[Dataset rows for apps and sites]
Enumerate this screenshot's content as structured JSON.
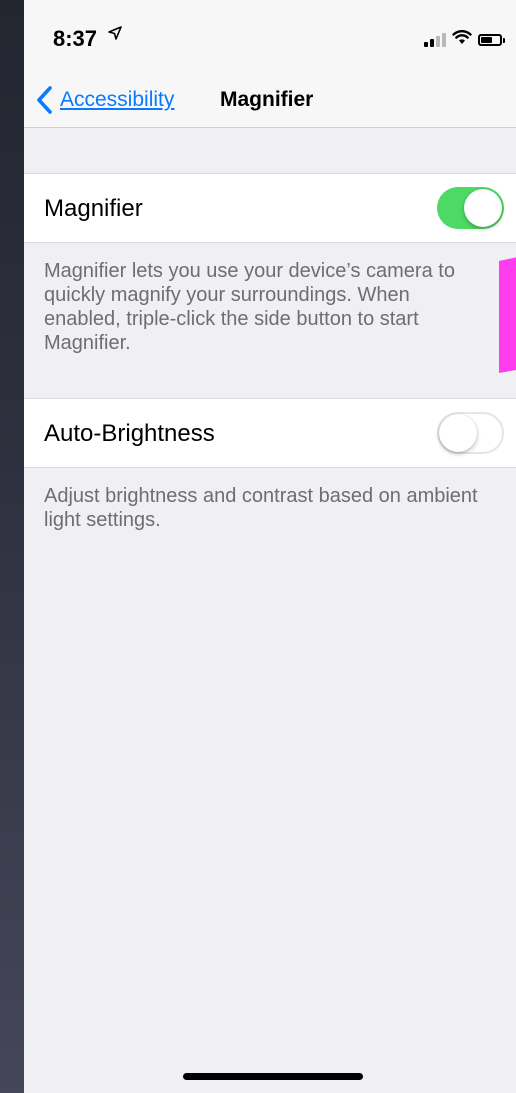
{
  "status_bar": {
    "time": "8:37",
    "location_icon": "location-arrow-icon",
    "icons": [
      "cellular-signal-icon",
      "wifi-icon",
      "battery-icon"
    ]
  },
  "nav": {
    "back_label": "Accessibility",
    "title": "Magnifier",
    "accent_color": "#0a7aff"
  },
  "settings": {
    "magnifier": {
      "label": "Magnifier",
      "enabled": true,
      "description": "Magnifier lets you use your device’s camera to quickly magnify your surroundings. When enabled, triple-click the side button to start Magnifier."
    },
    "auto_brightness": {
      "label": "Auto-Brightness",
      "enabled": false,
      "description": "Adjust brightness and contrast based on ambient light settings."
    }
  },
  "colors": {
    "toggle_on": "#4cd964",
    "annotation_marker": "#ff3dee",
    "grouped_background": "#efeff4"
  }
}
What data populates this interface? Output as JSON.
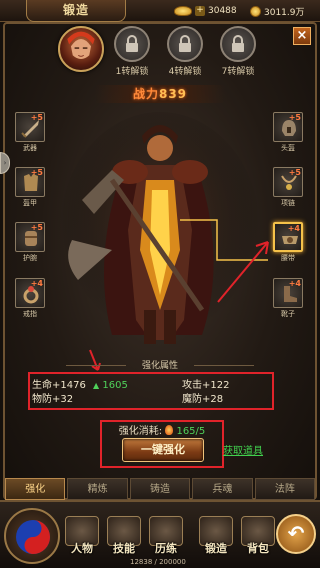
{
  "header": {
    "title": "锻造",
    "ingot_value": "30488",
    "gold_value": "3011.9万"
  },
  "unlock_slots": [
    {
      "label": "1转解锁"
    },
    {
      "label": "4转解锁"
    },
    {
      "label": "7转解锁"
    }
  ],
  "combat_power": {
    "label": "战力",
    "value": "839"
  },
  "equipment_left": [
    {
      "name": "武器",
      "level": "+5"
    },
    {
      "name": "盔甲",
      "level": "+5"
    },
    {
      "name": "护腕",
      "level": "+5"
    },
    {
      "name": "戒指",
      "level": "+4"
    }
  ],
  "equipment_right": [
    {
      "name": "头盔",
      "level": "+5"
    },
    {
      "name": "项链",
      "level": "+5"
    },
    {
      "name": "腰带",
      "level": "+4"
    },
    {
      "name": "靴子",
      "level": "+4"
    }
  ],
  "attributes": {
    "title": "强化属性",
    "hp": "生命+1476",
    "hp_gain": "1605",
    "attack": "攻击+122",
    "pdef": "物防+32",
    "mdef": "魔防+28"
  },
  "forge": {
    "cost_label": "强化消耗:",
    "cost_value": "165/5",
    "button_label": "一键强化",
    "get_items": "获取道具"
  },
  "sub_tabs": [
    "强化",
    "精炼",
    "铸造",
    "兵魂",
    "法阵"
  ],
  "bottom_nav": [
    "人物",
    "技能",
    "历练",
    "锻造",
    "背包"
  ],
  "exp_text": "12838 / 200000",
  "colors": {
    "accent": "#f5c24a",
    "annotation_red": "#e0232a",
    "gain_green": "#4fd15a"
  }
}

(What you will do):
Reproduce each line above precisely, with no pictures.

(Expected output):
Enumerate this screenshot's content as structured JSON.
{
  "status_bar": {
    "time": "8:37",
    "location_icon": "location-arrow-icon",
    "icons": [
      "cellular-signal-icon",
      "wifi-icon",
      "battery-icon"
    ]
  },
  "nav": {
    "back_label": "Accessibility",
    "title": "Magnifier",
    "accent_color": "#0a7aff"
  },
  "settings": {
    "magnifier": {
      "label": "Magnifier",
      "enabled": true,
      "description": "Magnifier lets you use your device’s camera to quickly magnify your surroundings. When enabled, triple-click the side button to start Magnifier."
    },
    "auto_brightness": {
      "label": "Auto-Brightness",
      "enabled": false,
      "description": "Adjust brightness and contrast based on ambient light settings."
    }
  },
  "colors": {
    "toggle_on": "#4cd964",
    "annotation_marker": "#ff3dee",
    "grouped_background": "#efeff4"
  }
}
What data populates this interface? Output as JSON.
{
  "header": {
    "title": "锻造",
    "ingot_value": "30488",
    "gold_value": "3011.9万"
  },
  "unlock_slots": [
    {
      "label": "1转解锁"
    },
    {
      "label": "4转解锁"
    },
    {
      "label": "7转解锁"
    }
  ],
  "combat_power": {
    "label": "战力",
    "value": "839"
  },
  "equipment_left": [
    {
      "name": "武器",
      "level": "+5"
    },
    {
      "name": "盔甲",
      "level": "+5"
    },
    {
      "name": "护腕",
      "level": "+5"
    },
    {
      "name": "戒指",
      "level": "+4"
    }
  ],
  "equipment_right": [
    {
      "name": "头盔",
      "level": "+5"
    },
    {
      "name": "项链",
      "level": "+5"
    },
    {
      "name": "腰带",
      "level": "+4"
    },
    {
      "name": "靴子",
      "level": "+4"
    }
  ],
  "attributes": {
    "title": "强化属性",
    "hp": "生命+1476",
    "hp_gain": "1605",
    "attack": "攻击+122",
    "pdef": "物防+32",
    "mdef": "魔防+28"
  },
  "forge": {
    "cost_label": "强化消耗:",
    "cost_value": "165/5",
    "button_label": "一键强化",
    "get_items": "获取道具"
  },
  "sub_tabs": [
    "强化",
    "精炼",
    "铸造",
    "兵魂",
    "法阵"
  ],
  "bottom_nav": [
    "人物",
    "技能",
    "历练",
    "锻造",
    "背包"
  ],
  "exp_text": "12838 / 200000",
  "colors": {
    "accent": "#f5c24a",
    "annotation_red": "#e0232a",
    "gain_green": "#4fd15a"
  }
}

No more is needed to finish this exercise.